I'm leaving for 2-3 days on the Cattaruagus Creek in NYS in a few hours. I'm going to try that 10' 6" rod. I've used it often before and mostly as a single hand rod. I can roll cast with a WF#7 40' easily and overhead casting, with just one haul shoot it out 65'-70', two hauls close to 85'. How much more do you need? One issue I don't like single handing overhead is that big ass fly (#2 with a bead head) is zipping back and forth pretty close to my head.
Catskill fly fisher for fifty-five years.

Quick Reply

You have to be logged in to post on the forum.

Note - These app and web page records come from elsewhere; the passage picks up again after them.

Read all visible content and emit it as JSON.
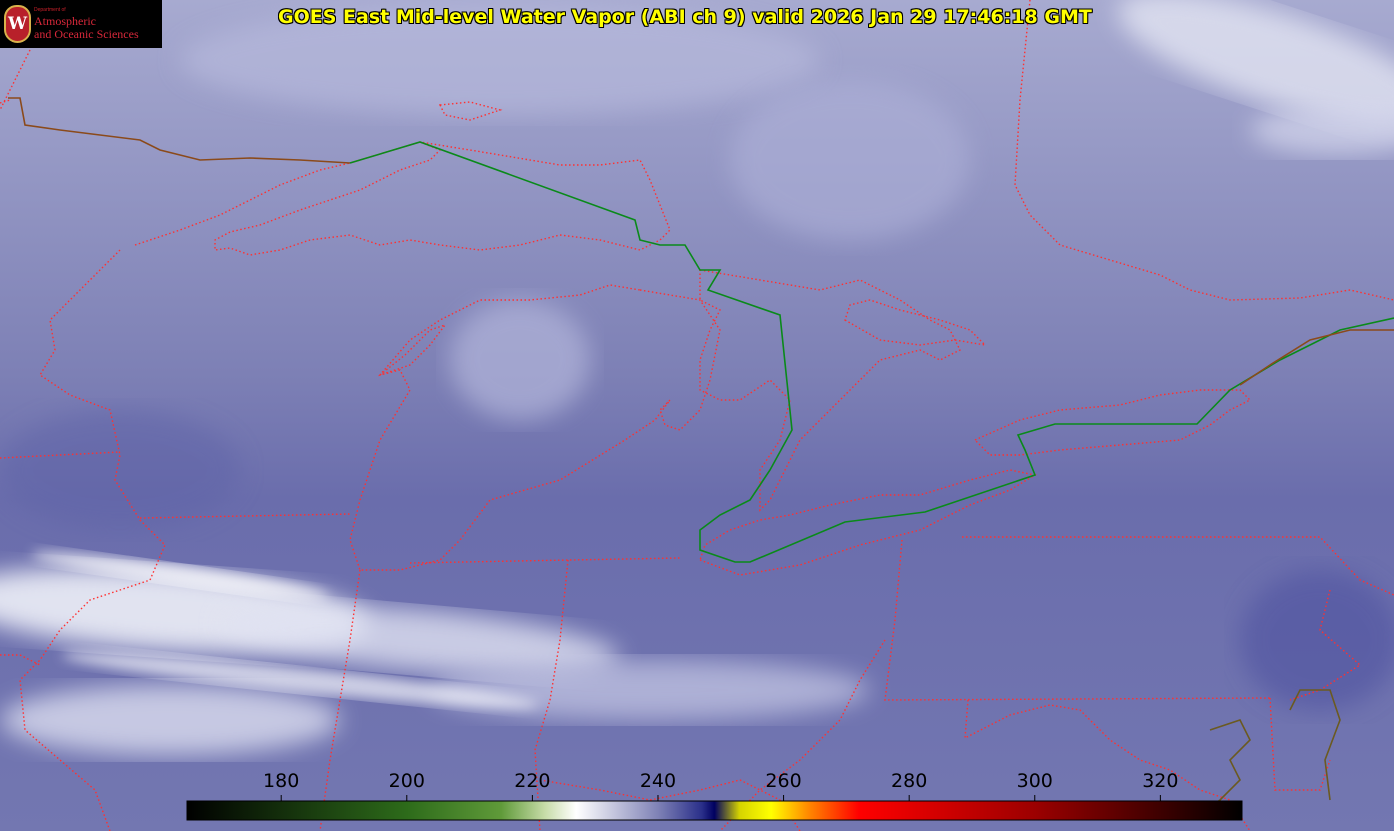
{
  "header": {
    "title": "GOES East Mid-level Water Vapor (ABI ch 9)  valid 2026 Jan 29 17:46:18 GMT"
  },
  "logo": {
    "department": "Department of",
    "line1": "Atmospheric",
    "line2": "and Oceanic Sciences",
    "seal_letter": "W"
  },
  "colorbar": {
    "min": 165,
    "max": 333,
    "tick_labels": [
      "180",
      "200",
      "220",
      "240",
      "260",
      "280",
      "300",
      "320"
    ],
    "stops": [
      {
        "t": 165,
        "c": "#000000"
      },
      {
        "t": 200,
        "c": "#2d6b1a"
      },
      {
        "t": 215,
        "c": "#5f9a39"
      },
      {
        "t": 222,
        "c": "#c7dca8"
      },
      {
        "t": 227,
        "c": "#ffffff"
      },
      {
        "t": 240,
        "c": "#7f82b6"
      },
      {
        "t": 247,
        "c": "#2a2f8a"
      },
      {
        "t": 249,
        "c": "#000060"
      },
      {
        "t": 253,
        "c": "#d6d400"
      },
      {
        "t": 258,
        "c": "#ffff00"
      },
      {
        "t": 264,
        "c": "#ff8800"
      },
      {
        "t": 272,
        "c": "#ff0000"
      },
      {
        "t": 300,
        "c": "#9c0000"
      },
      {
        "t": 333,
        "c": "#000000"
      }
    ]
  },
  "colors": {
    "background": "#7f82b6",
    "boundary": "#ff3030",
    "international_border": "#0a8a1a",
    "title_text": "#ffff00"
  }
}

It's this easy:
Username:          Email:

Password:    Confirm Password:

I am at least 13 years old and agree to the rules.

Related Discussions

TitleRepliesLast Reply
Re: I'll trade you TWO fly lines(or flies, or whatever for one Fly line!
In Gear Talk by Nijimasu
2May 17, 2018
by Subway
Re: Sink Tips
In General Discussion by Keystoner
3Oct 26, 2011
by Softhackle
Re: Advise on a switch rod
In Gear Talk by Noobrich
2Nov 21, 2018
by Partsman
Re: Silk Fly Line For Sale
In Gear Talk by 0weight
2Nov 8, 2015
by Crepuscular
Re: I need to know a few things.
In Beginner Help by Vunderkind
5Nov 4, 2012
by Cutbow
underlining Loomis Whisper Creek
In Gear Talk by Halperin
0
Re: Rods/Weight Designation
In General Discussion by Lastchance
5Sep 21, 2012
by GONZO
Re: new
In General Discussion by Greenwolly
1Aug 14, 2009
by Flytyer0423
Re: Spey Rods
In Gear Talk by Jjlyon01
3Oct 26, 2008
by Trtklr
Re: steelhead rods
In Gear Talk by Ashtonr
4Oct 20, 2015
by Wbranch
Most Recent Posts
Re: Shiawassee River (Michigan)
In General Discussion by Brian314 (Strmanglr replied)
Re: Pretty float down the Yakima Canyon
In Site Updates by Troutnut (Martinlf replied)
Re: Skwala question
In Skwala Stonefly Nymph by Gillybilly (Leskorcala replied)
Re: Salmon smolt
In the Photography Board by Wbranch (Troutnut replied)
Re: Little Manistee
In Fishing Reports by Summer_doug (Troutnut replied)
Re: Nymph ID please help
In the Identify This! Board by Cherylkorca (Leskorcala replied)
Madison-Gallatin Trout Unlimited -TroutFest 2020
In General Discussion by Mikemac1
Re: Trout Unlimited, who are they?
In General Discussion by Red_green_h (Wbranch replied)
Re: Need help ID Nemoura nymph
In the Identify This! Board by Cherylkorca (Millcreek replied)
Re: Caught a nymph on a Nymph?!
In the Identify This! Board by Btbo32 (Wbranch replied)